Stacked Stone Foundations

Many homes built in the 1800’s have stacked stone foundations that have not moved, or not moved very much, but who’s to say how much longer it will last? More importantly, what problems might arise, and what will those problems look like?

A close look at the walls will let you know if they are bowing, bulging and settling.
These conditions, coupled with sloping floors, cracked plaster, broken windows, windows and doors that won’t open or closed (or stay open or closed) all make a strong case for problems that require a foundation specialist.

Most limestone basement walls have (or have had) mortar between the stones, as well as a coating of mortar on the surface. Water migration will cause this mortar to flake and fall off, exposing the stones.

A determined homeowner can tuck-point and parge the surface, leaving a relatively smooth surface. A lime-based mortar should be used. You could use type-S hydrated lime, but a better choice would be type-S mortar, which is one part Portland cement, 1/2 part lime and an amount of sand equal to 2 1/2 to 3 times the amount of cement and lime.

That’s because the stone itself, especially limestone, will allow water migration. Water seeping through the stones will cause them to crumble. The way around that is to use mortar that is LESS impervious to moisture. The water eventually washes out the mortar, but leaves the stone intact.

Work a very small area at a time. It takes an amazingly long time to do the job right. Really dig in and get the old stuff out and create a cavity, or key. Then wet the stones before pushing in the new mortar. Finish with a thin coat over the whole area. Then get ready to do it again next week. Just kidding.

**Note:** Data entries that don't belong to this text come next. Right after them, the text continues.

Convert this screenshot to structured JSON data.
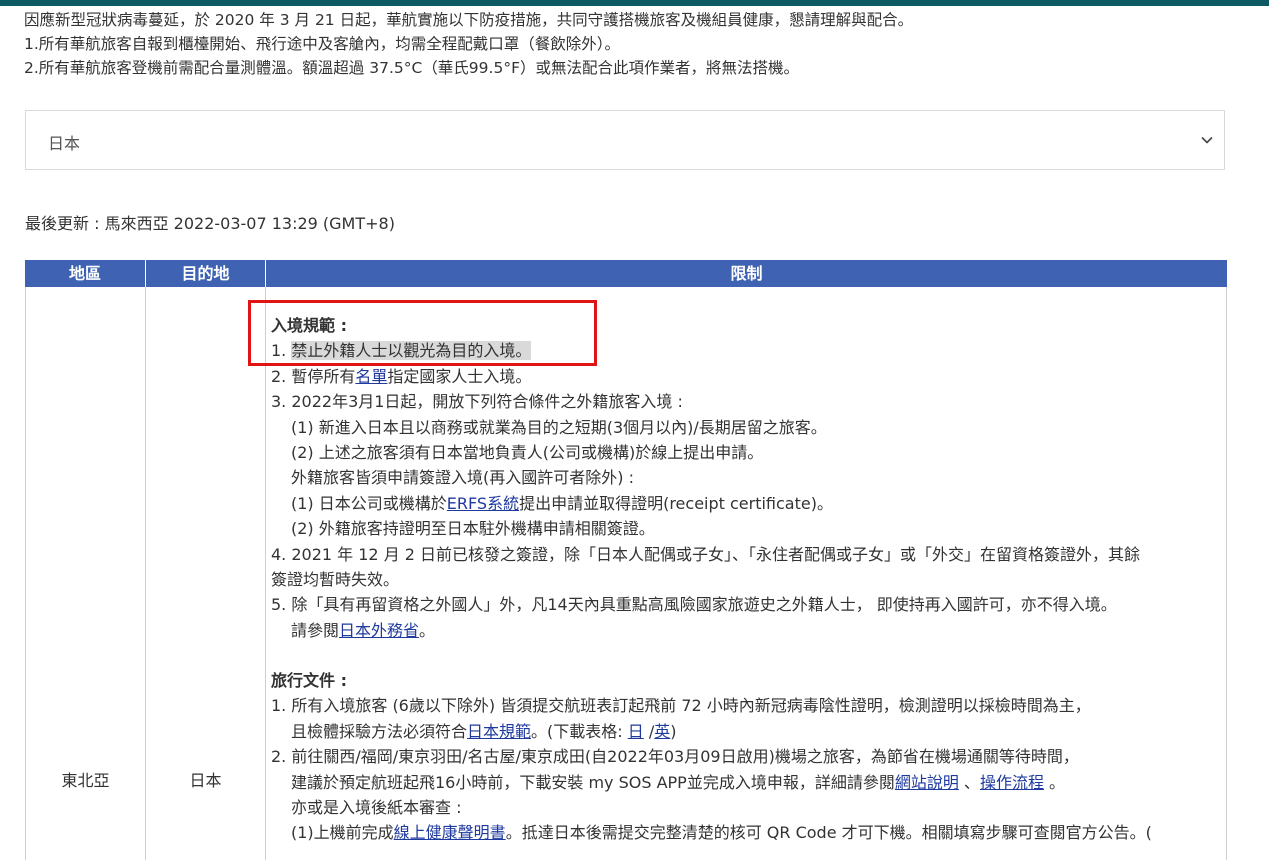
{
  "notice": {
    "line1": "因應新型冠狀病毒蔓延，於 2020 年 3 月 21 日起，華航實施以下防疫措施，共同守護搭機旅客及機組員健康，懇請理解與配合。",
    "line2": "1.所有華航旅客自報到櫃檯開始、飛行途中及客艙內，均需全程配戴口罩（餐飲除外）。",
    "line3": "2.所有華航旅客登機前需配合量測體溫。額溫超過 37.5°C（華氏99.5°F）或無法配合此項作業者，將無法搭機。"
  },
  "country_select": {
    "value": "日本",
    "icon": "chevron-down-icon"
  },
  "last_updated": "最後更新 : 馬來西亞 2022-03-07 13:29 (GMT+8)",
  "table": {
    "headers": {
      "region": "地區",
      "destination": "目的地",
      "restriction": "限制"
    },
    "row": {
      "region": "東北亞",
      "destination": "日本",
      "entry": {
        "heading": "入境規範 :",
        "item1_num": "1. ",
        "item1_text": "禁止外籍人士以觀光為目的入境。",
        "item2_pre": "2. 暫停所有",
        "item2_link": "名單",
        "item2_post": "指定國家人士入境。",
        "item3": "3. 2022年3月1日起，開放下列符合條件之外籍旅客入境 :",
        "item3_sub1": "(1) 新進入日本且以商務或就業為目的之短期(3個月以內)/長期居留之旅客。",
        "item3_sub2": "(2) 上述之旅客須有日本當地負責人(公司或機構)於線上提出申請。",
        "item3_visa": "外籍旅客皆須申請簽證入境(再入國許可者除外) :",
        "item3_visa1_pre": "(1) 日本公司或機構於",
        "item3_visa1_link": "ERFS系統",
        "item3_visa1_post": "提出申請並取得證明(receipt certificate)。",
        "item3_visa2": "(2) 外籍旅客持證明至日本駐外機構申請相關簽證。",
        "item4_line1": "4. 2021 年 12 月 2 日前已核發之簽證，除「日本人配偶或子女」、「永住者配偶或子女」或「外交」在留資格簽證外，其餘",
        "item4_line2": "簽證均暫時失效。",
        "item5": "5. 除「具有再留資格之外國人」外，凡14天內具重點高風險國家旅遊史之外籍人士， 即使持再入國許可，亦不得入境。",
        "item5_ref_pre": "請參閱",
        "item5_ref_link": "日本外務省",
        "item5_ref_post": "。"
      },
      "travel": {
        "heading": "旅行文件 :",
        "item1_line1": "1. 所有入境旅客 (6歲以下除外) 皆須提交航班表訂起飛前 72 小時內新冠病毒陰性證明，檢測證明以採檢時間為主，",
        "item1_line2_pre": "且檢體採驗方法必須符合",
        "item1_line2_link": "日本規範",
        "item1_line2_mid": "。(下載表格: ",
        "item1_link_ja": "日",
        "item1_sep": " /",
        "item1_link_en": "英",
        "item1_close": ")",
        "item2_line1": "2. 前往關西/福岡/東京羽田/名古屋/東京成田(自2022年03月09日啟用)機場之旅客，為節省在機場通關等待時間，",
        "item2_line2_pre": "建議於預定航班起飛16小時前，下載安裝 my SOS APP並完成入境申報，詳細請參閱",
        "item2_link1": "網站說明",
        "item2_sep": " 、",
        "item2_link2": "操作流程",
        "item2_line2_post": " 。",
        "item2_line3": "亦或是入境後紙本審查 :",
        "item2_line4_pre": "(1)上機前完成",
        "item2_line4_link": "線上健康聲明書",
        "item2_line4_post": "。抵達日本後需提交完整清楚的核可 QR Code 才可下機。相關填寫步驟可查閱官方公告。("
      }
    }
  },
  "colors": {
    "header_bg": "#3f63b2",
    "top_bar": "#0c5b63",
    "link": "#1f3a9e",
    "highlight_box": "#e01414"
  }
}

Water management is a big deal. Your repair job will last a hundred years if you can direct rain water away from the house via proper slope and long downspouts.